▶ **Task instructions**:
Write the number of lines in the material below that contain "chevron", with no other words.

____

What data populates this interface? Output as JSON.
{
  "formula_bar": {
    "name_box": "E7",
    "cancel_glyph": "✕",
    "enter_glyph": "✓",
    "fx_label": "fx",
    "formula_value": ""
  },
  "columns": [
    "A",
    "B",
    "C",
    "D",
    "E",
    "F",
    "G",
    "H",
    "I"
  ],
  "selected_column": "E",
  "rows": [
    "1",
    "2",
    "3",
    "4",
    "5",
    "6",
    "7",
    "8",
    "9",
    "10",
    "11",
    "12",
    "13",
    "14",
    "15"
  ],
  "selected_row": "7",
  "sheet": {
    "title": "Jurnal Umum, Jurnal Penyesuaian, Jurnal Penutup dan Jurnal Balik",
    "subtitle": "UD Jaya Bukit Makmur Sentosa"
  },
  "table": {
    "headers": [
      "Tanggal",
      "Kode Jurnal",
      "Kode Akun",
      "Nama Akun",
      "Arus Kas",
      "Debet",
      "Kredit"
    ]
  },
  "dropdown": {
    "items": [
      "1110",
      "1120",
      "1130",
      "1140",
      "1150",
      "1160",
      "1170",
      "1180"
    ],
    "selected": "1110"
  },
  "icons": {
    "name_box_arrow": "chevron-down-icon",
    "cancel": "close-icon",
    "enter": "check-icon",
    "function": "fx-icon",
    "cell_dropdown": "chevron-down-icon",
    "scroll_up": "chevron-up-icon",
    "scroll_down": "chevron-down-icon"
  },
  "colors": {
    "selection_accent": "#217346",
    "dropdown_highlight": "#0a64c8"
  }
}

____

▶ **Response area**:
4